How to Speak Lovingly to Your Kids

Could I do it? A day shy of 37 weeks, I was in the hospital contracting every 2 to 3 minutes. Finally, I would hold my TWO babies in my arms instead of my gigantic belly! But, I was exhausted.

Carrying two babies while mothering a 7-year-old, a soon-to-be 5-year-old, and an almost-two-year-old had pushed me to my very limits. Where I normally would have been ecstatic, I was scared. Would I have the strength to birth these two precious boys? It was a heavy time, literally and figuratively, as I lay there, hooked up to monitors, completely spent, and wondering if I was up to the challenge.

My Dad came to visit. I told him, “I don’t know if I have the strength to birth these babies.” He told me, “Sarah, you are one of the most courageous people I know.”

Eleven words and yet, they held such power. Me? One of the most courageous people he knew, how could that be? My Dad is an encourager. He hopes for the best and trusts God for the good in every person and situation, but he doesn’t idly throw around compliments. He means what he says. Those eleven words gave me more strength than twenty energy drinks or fifteen Grande espressos. He believed in me. 


The power of your words

Let’s talk about the power of our words. Proverbs 18:21(ERV) tells us, “The tongue can speak words that bring life or death.” What a powerful responsibility!

We can speak life over and into others, or we can speak death.

Death to a relationship, death to their spirit and heart, and death to their dreams. As women, we have enormous power over those God has given us to care for. 

Think for a moment about something someone told you that encouraged you to keep going, to not give up, and that let you know you were loved and not alone. Now, think of the opposite. A time someone spoke mean and cutting or thoughtless words. I can think of something from decades ago! There is so much power in our words. Proverbs 15:1(CEV) tells us,

[verse reference=”Proverbs 15:1″]A kind answer soothes angry feelings, but harsh words stir them up.[/verse]

Our husbands look to us for praise and encouragement. We are often exhausted, but then so are they. I have heard more than one man say that while the praise of others is meaningful, the praise of his own wife is what he really longs for.

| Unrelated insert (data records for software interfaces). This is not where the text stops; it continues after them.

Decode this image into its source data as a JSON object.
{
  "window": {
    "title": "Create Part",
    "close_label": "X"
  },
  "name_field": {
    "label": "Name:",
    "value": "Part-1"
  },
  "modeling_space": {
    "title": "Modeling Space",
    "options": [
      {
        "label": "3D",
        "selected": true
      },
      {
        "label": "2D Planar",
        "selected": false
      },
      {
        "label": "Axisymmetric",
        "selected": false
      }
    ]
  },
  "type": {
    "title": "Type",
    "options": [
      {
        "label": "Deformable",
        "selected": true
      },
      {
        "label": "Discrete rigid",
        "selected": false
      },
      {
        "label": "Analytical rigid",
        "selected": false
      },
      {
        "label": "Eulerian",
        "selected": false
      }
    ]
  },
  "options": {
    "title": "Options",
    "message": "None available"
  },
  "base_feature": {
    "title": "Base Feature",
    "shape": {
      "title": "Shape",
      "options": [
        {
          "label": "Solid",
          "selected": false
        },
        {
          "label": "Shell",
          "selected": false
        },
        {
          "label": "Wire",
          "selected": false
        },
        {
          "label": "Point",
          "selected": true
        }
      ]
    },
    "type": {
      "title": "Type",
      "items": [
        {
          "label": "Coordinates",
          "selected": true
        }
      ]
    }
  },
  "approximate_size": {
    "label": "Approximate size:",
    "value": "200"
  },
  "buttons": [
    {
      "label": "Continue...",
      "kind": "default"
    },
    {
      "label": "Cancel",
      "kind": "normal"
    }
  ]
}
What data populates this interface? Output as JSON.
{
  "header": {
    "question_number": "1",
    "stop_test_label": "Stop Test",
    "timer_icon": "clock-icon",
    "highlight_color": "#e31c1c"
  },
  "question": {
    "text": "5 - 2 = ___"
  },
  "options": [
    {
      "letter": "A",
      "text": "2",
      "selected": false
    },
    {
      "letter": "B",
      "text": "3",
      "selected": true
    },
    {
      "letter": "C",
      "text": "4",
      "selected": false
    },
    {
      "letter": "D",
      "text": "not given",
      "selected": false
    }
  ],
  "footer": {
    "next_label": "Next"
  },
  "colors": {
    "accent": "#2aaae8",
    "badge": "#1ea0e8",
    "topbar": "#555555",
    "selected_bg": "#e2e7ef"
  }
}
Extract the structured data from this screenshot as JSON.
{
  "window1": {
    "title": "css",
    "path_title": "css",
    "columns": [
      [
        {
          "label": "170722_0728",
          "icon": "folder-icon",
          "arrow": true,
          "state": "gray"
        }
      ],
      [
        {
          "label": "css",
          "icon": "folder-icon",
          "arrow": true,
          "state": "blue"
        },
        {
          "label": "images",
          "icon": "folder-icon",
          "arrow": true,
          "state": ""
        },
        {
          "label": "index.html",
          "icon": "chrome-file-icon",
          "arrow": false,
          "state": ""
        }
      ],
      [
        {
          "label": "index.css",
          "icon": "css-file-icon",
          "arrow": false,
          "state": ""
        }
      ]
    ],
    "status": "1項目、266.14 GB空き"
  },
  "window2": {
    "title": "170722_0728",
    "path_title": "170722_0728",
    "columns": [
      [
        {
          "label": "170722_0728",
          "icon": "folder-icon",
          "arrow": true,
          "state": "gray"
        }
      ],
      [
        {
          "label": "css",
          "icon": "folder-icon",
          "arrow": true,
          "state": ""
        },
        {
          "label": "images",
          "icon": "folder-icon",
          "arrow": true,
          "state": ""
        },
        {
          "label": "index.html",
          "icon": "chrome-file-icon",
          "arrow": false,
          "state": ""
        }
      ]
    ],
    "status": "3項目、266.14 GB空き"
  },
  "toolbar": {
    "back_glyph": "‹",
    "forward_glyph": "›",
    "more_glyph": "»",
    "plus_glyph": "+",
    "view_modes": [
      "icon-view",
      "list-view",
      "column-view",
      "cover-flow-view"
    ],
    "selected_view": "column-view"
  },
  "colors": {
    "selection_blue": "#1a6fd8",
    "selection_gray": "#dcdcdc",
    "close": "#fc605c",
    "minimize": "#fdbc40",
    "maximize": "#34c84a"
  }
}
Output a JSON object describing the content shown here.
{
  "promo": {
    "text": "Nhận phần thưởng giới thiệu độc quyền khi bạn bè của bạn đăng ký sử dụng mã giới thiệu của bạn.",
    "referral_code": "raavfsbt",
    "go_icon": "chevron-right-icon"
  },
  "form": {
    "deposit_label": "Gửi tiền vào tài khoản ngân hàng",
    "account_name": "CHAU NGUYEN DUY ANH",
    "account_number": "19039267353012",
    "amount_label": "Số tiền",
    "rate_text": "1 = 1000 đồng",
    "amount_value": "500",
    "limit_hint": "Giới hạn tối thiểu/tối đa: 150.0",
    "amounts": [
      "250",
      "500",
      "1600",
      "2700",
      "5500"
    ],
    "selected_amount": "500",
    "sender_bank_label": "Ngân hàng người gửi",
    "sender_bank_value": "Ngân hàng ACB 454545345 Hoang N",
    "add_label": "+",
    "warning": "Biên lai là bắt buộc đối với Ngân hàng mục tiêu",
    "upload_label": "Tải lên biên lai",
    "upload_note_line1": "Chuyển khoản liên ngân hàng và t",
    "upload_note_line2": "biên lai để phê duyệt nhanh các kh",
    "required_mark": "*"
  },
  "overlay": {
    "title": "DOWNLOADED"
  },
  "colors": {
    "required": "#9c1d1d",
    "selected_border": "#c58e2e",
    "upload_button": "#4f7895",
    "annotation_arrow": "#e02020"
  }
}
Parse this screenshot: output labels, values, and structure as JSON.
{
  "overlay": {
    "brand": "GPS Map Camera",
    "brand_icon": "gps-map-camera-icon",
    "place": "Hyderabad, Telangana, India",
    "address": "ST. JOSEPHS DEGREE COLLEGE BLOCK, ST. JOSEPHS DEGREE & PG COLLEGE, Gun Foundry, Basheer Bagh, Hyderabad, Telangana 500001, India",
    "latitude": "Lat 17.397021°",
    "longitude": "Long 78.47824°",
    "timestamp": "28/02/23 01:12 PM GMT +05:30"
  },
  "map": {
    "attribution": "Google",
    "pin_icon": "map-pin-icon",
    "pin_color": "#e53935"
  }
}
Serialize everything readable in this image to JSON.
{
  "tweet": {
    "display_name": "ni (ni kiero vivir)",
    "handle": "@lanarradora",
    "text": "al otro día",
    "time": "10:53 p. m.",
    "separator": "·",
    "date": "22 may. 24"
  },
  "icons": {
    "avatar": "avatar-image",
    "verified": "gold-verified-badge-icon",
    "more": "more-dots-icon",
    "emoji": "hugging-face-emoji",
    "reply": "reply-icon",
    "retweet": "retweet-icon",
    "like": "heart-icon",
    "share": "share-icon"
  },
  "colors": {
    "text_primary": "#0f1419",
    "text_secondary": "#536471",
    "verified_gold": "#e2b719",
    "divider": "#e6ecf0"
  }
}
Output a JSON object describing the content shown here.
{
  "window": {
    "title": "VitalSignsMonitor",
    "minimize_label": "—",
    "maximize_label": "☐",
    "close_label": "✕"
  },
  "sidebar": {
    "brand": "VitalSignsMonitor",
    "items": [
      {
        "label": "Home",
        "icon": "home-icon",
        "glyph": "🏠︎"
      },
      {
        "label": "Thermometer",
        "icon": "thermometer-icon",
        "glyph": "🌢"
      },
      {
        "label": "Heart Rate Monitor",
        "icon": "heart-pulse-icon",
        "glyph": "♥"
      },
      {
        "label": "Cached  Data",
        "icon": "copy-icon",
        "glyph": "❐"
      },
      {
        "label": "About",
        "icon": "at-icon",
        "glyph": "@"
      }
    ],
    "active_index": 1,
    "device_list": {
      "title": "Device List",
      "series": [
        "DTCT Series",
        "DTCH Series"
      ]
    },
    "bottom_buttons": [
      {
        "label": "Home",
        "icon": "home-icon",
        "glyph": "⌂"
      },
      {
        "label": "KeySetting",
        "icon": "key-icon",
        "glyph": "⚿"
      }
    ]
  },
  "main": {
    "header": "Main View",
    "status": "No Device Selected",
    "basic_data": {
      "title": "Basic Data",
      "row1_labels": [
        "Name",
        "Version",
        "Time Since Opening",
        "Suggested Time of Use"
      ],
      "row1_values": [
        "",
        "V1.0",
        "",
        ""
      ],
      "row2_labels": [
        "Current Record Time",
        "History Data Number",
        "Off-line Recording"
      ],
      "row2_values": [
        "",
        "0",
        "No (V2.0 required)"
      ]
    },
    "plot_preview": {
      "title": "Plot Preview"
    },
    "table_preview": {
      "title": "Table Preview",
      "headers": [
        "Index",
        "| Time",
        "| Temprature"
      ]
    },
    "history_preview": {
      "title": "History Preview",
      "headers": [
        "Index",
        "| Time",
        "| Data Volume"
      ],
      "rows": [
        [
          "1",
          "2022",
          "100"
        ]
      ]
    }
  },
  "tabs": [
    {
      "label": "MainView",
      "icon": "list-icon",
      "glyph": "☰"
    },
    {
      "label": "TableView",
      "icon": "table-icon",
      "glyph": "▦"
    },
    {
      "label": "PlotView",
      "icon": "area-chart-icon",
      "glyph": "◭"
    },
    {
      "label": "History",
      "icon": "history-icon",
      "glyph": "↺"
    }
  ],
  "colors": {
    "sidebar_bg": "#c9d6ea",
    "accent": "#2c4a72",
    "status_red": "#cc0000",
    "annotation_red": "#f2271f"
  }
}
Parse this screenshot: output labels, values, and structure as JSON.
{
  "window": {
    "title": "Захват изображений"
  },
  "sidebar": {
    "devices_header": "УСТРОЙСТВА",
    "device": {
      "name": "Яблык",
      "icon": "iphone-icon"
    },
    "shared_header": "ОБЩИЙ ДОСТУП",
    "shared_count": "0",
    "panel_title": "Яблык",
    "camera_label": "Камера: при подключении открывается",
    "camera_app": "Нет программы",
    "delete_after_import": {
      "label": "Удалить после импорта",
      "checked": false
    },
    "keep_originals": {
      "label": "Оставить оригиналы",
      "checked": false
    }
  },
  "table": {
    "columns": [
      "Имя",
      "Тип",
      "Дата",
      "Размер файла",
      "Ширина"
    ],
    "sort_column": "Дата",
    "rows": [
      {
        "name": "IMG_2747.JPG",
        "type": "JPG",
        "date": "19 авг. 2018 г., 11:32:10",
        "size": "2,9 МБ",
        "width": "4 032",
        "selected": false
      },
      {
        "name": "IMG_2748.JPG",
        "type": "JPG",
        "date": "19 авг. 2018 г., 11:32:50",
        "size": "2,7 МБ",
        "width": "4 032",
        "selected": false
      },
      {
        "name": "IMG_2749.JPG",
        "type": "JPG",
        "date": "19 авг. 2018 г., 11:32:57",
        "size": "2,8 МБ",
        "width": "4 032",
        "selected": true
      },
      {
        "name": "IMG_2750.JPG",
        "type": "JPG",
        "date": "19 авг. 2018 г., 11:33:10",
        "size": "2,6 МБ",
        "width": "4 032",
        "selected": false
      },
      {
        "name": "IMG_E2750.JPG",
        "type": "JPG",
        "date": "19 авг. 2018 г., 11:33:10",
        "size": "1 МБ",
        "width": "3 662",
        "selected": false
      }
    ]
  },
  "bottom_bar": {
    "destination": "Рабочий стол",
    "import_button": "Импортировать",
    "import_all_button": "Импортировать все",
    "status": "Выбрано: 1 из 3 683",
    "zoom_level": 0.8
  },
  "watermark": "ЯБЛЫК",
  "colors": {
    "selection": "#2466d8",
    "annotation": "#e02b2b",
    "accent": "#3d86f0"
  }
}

Do you thank and express verbal appreciation to your husband, as you do for others? I don’t always, but it is something I am trying to do more. If I can thank the cashier at the grocery store, I can thank my husband for the good he does.


Hearts in hand

Our children’s hearts are in our hands. Dr. James Dobson, a famous psychologist, posted this past Mother’s Day, “From the beginning of life, children need their mothers like they need no one else.” I’m sure you’ve seen the quote on social media, “If speaking kindly to plants helps them grow, imagine what speaking kindly to humans can do.”

Here are three things, I have learned from others, that have enabled me to speak more lovingly, not perfectly, to my family.

1. Take a deep breath

First, when I am angry or stressed, I do sometimes clap to get my loud children’s attention, and then I try to intentionally lower my tone of voice and speak in a slow, measured voice. I pray, sometimes out loud, “Jesus, please help me!” I take a deep breath. Remembering and being reminded of the precious value of these children God has given me, gives me the strength to keep trying to love them well. What I am doing matters! 

James 1:19(CEV) says, “My dear friends, you should be quick to listen and slow to speak or to get angry.” My own dear mother modeled this so well to me. Because of this, I firmly believe this area is not as hard for me, although I STRUGGLE in others. If your mother gave you a great example, thank her. If not, know that the work you are doing to control your tongue, to not give up and keep working (It is work!), to change the way you speak to your husband and your children is so worth it. It is not just worth it for yourself and your children but for the future generations that are being shaped, as you mother your children.

2. Invest in your mental health

Secondly, I invest in my mental health. I have gone to Christian counseling, a lot of counseling! I take medication. I go outside and exercise, and I take little bits of time for quiet and to tend to my soul. If you are constantly on edge and on empty, your tongue will betray you, even with the best of intents. If you are constantly hurried and stressed, tempering your words will be nearly impossible. Evaluate where you can simplify and cut back, so you can love your family with your words well. Luke 6:45(CEV) says, “Your words show what is in your heart.” And I think sometimes what is in our hearts is exhaustion and distraction, stress and worry. It’s not that we don’t love our children; oh, we do! But we are worn down. 

3. Ask for help.

Third, one thing I am learning is to ask for help. Sometimes people can’t or say no, and that’s okay. Ask someone else. I was looking for a weekly tutor to help me with my children’s education. It was the third person that said yes. Keep asking! 

I have been a mother for twenty years and am closer to fifty than forty. Can I tell you young mothers something? I wish I had asked for, paid for, received more help, and taken a little time away when my oldest kids were younger. I would have been more refreshed as a person, and therefore a better mother. Don’t be afraid to ask for help. You don’t have to do it all or do it alone. XOXOXO